Basic Information on the Nikon 1 mount:
The Nikon 1 mount was introduced together with the Nikon 1 camera in September 2011. The Nikon 1 differs from many other interchangeable lens compact mirrorless cameras (such as the Sony NEX series, The Olympus PEN-series, or the Canon EOS M series) in that it uses a smaller sensor (referred to by Nikon as the Nikon CX format (in contrast to DX=APS-C and FX=full-frame).
While designed as an independent, full, super compact system, Nikon also offered a dedicated “FT1” adapter to allow the use of Nikon F format lenses (albeit with a massive, 2,7 x crop factor). Although Nikon introduced several models with ever-improving specifications, Nikon discontinued the Nikon 1 series in 2018.
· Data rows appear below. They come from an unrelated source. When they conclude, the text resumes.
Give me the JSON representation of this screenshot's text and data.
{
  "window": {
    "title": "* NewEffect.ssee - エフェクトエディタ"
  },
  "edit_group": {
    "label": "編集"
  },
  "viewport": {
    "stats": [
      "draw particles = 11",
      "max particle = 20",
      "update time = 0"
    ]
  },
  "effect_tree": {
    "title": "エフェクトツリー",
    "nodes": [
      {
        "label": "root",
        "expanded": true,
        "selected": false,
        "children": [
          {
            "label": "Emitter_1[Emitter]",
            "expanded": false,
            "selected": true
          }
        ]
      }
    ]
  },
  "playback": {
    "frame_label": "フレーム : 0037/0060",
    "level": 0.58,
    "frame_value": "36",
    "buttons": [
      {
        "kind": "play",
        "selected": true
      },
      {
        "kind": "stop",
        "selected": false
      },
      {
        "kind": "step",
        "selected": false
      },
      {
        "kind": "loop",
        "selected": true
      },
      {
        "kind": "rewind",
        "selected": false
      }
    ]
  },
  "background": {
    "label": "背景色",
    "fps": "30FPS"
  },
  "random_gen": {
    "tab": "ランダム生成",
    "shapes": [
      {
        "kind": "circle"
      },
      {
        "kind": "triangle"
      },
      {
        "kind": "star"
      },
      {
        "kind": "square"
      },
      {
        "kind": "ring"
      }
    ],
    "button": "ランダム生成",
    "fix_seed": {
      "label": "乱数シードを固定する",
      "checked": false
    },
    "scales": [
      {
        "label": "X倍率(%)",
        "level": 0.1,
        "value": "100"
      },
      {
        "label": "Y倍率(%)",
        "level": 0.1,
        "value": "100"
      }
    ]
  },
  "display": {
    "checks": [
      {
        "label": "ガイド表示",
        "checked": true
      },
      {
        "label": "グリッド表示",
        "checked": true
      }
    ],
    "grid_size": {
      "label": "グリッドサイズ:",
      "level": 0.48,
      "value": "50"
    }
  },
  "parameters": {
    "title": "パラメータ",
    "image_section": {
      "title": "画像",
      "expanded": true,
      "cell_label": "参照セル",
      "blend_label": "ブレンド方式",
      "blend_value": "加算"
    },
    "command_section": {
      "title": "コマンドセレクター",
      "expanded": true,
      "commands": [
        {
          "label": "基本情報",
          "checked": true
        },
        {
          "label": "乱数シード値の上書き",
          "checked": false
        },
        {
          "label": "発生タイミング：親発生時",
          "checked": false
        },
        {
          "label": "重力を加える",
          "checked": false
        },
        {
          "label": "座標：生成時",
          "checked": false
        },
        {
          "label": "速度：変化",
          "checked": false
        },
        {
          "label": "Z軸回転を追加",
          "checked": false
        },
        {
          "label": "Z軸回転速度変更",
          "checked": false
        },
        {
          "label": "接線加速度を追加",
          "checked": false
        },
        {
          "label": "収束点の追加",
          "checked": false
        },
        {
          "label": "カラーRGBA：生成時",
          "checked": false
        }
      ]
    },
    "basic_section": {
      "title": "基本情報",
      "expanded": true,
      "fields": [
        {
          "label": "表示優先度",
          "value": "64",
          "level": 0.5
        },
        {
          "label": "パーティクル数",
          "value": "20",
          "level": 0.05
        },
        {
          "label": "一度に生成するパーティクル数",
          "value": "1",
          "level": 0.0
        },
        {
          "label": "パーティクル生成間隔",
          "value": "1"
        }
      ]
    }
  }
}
Nikon 1 mount specifications
Mount type: Bayonet mount (lens release on camera)
Flange focal distance: 17,00 mm
Sensor size: 13.2 mm x 8.8 mm (‘Nikon CX’)(3:2 aspect ratio)
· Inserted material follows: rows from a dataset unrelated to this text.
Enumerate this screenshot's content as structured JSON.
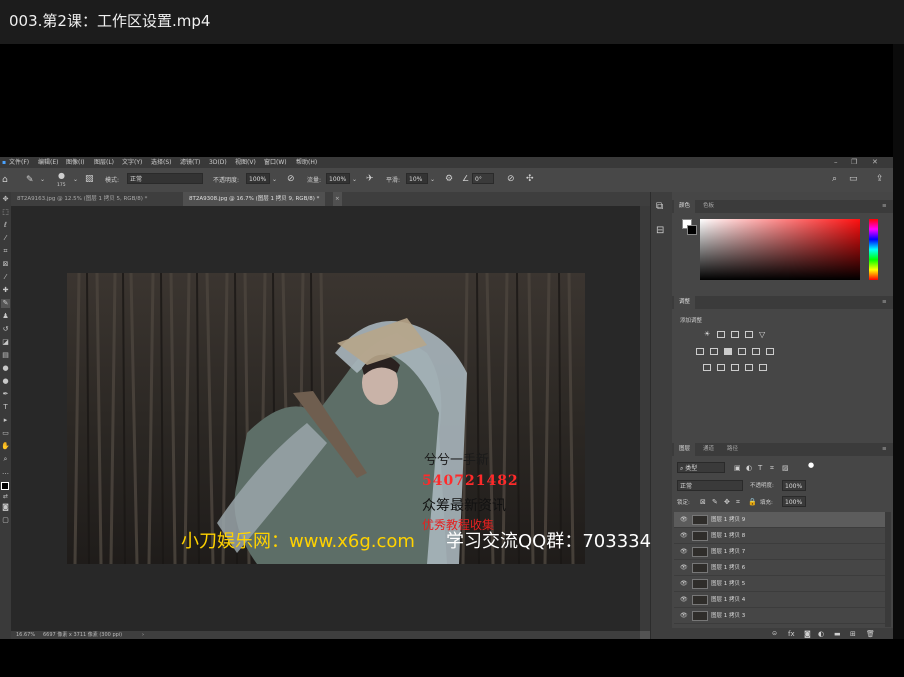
{
  "video": {
    "title": "003.第2课：工作区设置.mp4"
  },
  "menu": [
    "文件(F)",
    "编辑(E)",
    "图像(I)",
    "图层(L)",
    "文字(Y)",
    "选择(S)",
    "滤镜(T)",
    "3D(D)",
    "视图(V)",
    "窗口(W)",
    "帮助(H)"
  ],
  "options": {
    "brush_size": "175",
    "mode_label": "模式:",
    "mode_value": "正常",
    "opacity_label": "不透明度:",
    "opacity_value": "100%",
    "flow_label": "流量:",
    "flow_value": "100%",
    "smooth_label": "平滑:",
    "smooth_value": "10%",
    "angle_value": "0°"
  },
  "tabs": [
    {
      "label": "8T2A9163.jpg @ 12.5% (图层 1 拷贝 5, RGB/8) *"
    },
    {
      "label": "8T2A9308.jpg @ 16.7% (图层 1 拷贝 9, RGB/8) *"
    }
  ],
  "status": {
    "zoom": "16.67%",
    "doc_size": "6697 像素 x 3711 像素 (300 ppi)"
  },
  "color_panel": {
    "tabs": [
      "颜色",
      "色板"
    ]
  },
  "adjust_panel": {
    "tab": "调整",
    "add_label": "添加调整"
  },
  "layers_panel": {
    "tabs": [
      "图层",
      "通道",
      "路径"
    ],
    "filter_kind": "类型",
    "blend_mode": "正常",
    "opacity_label": "不透明度:",
    "opacity_value": "100%",
    "lock_label": "锁定:",
    "fill_label": "填充:",
    "fill_value": "100%",
    "layers": [
      "图层 1 拷贝 9",
      "图层 1 拷贝 8",
      "图层 1 拷贝 7",
      "图层 1 拷贝 6",
      "图层 1 拷贝 5",
      "图层 1 拷贝 4",
      "图层 1 拷贝 3"
    ]
  },
  "overlay": {
    "line1": "兮兮一手新",
    "phone": "540721482",
    "line3": "众筹最新资讯",
    "line4": "优秀教程收集",
    "watermark_yellow": "小刀娱乐网：www.x6g.com",
    "watermark_white": "学习交流QQ群：703334"
  },
  "colors": {
    "watermark": "#ffd200",
    "overlay_red": "#ff2a2a",
    "panel_bg": "#464646"
  }
}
• electronic only: focusing, zoom, aperture (camera-to-lens), distance information, lens data (lens-to-camera)
• 12 electronic contacts (springs-loaded at the camera-end)
Adapting Nikon 1 lenses
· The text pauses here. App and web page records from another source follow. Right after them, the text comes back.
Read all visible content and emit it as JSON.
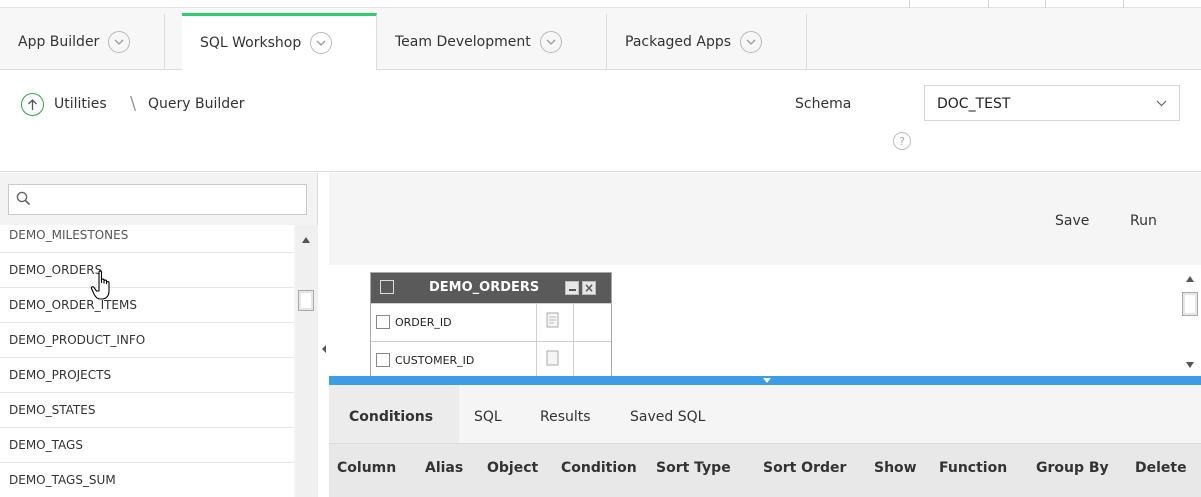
{
  "tabs": [
    {
      "label": "App Builder"
    },
    {
      "label": "SQL Workshop"
    },
    {
      "label": "Team Development"
    },
    {
      "label": "Packaged Apps"
    }
  ],
  "breadcrumb": {
    "parent": "Utilities",
    "current": "Query Builder"
  },
  "schema": {
    "label": "Schema",
    "value": "DOC_TEST"
  },
  "search": {
    "placeholder": ""
  },
  "object_list": [
    "DEMO_MILESTONES",
    "DEMO_ORDERS",
    "DEMO_ORDER_ITEMS",
    "DEMO_PRODUCT_INFO",
    "DEMO_PROJECTS",
    "DEMO_STATES",
    "DEMO_TAGS",
    "DEMO_TAGS_SUM"
  ],
  "toolbar": {
    "save_label": "Save",
    "run_label": "Run"
  },
  "table_card": {
    "title": "DEMO_ORDERS",
    "columns": [
      "ORDER_ID",
      "CUSTOMER_ID"
    ]
  },
  "bottom_tabs": [
    "Conditions",
    "SQL",
    "Results",
    "Saved SQL"
  ],
  "condition_columns": [
    "Column",
    "Alias",
    "Object",
    "Condition",
    "Sort Type",
    "Sort Order",
    "Show",
    "Function",
    "Group By",
    "Delete"
  ],
  "colors": {
    "active_tab": "#2ecb71",
    "splitter": "#3c9de6",
    "table_header": "#5a5a5a"
  }
}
Due to the short flange focal distance of Nikon 1 lenses, the list of bodies you could theoretically adapt Nikon 1 lenses to is very short: Nikon Z, Pentax Q and Samsung NX mini (the later two have been discontinued)
Furthermore, as the lenses are fully electronic, you won’t be able to use them without a dedicated smart adapter. As the flange focal distance advantage of the Nikon Z is only 1 mm shorter than that of the Nikon 1, such an adapter is likely impossible to construct.
Hence, your only chance to use Nikon 1 lenses is to get a Nikon 1 camera.
Adapting to Nikon 1 cameras
The Nikon 1 mount has a very short flange focal distance, which could make it a tempting camera for adapting a lot of different legacy lenses to. As a result, a wide range of third party adapters are available.
Problematically, the minuscule sensor makes this a relatively unattractive proposition, except for a number of special cases:
• Turning tele lenses into Ultra-tele lenses
• Using those lenses that project image circles smaller than APS-C.
Among that later use case three lens families deserve special mention: C-mount lenses, Pentax-110 lenses and Olympus PEN-F lenses.
1 Leitz (company) changed its name to Leica in 1986.
2 That ‘extension’ is what is referred to as 6-bit coding a strip of 6 white/back dots on the lens’ flange that can be read by a digital Leica M body to determine the lens in question. The digital Leica M body then uses that information to a) activate the correct built-in correction profile, and b) bring up the correct viewfinder frame lines.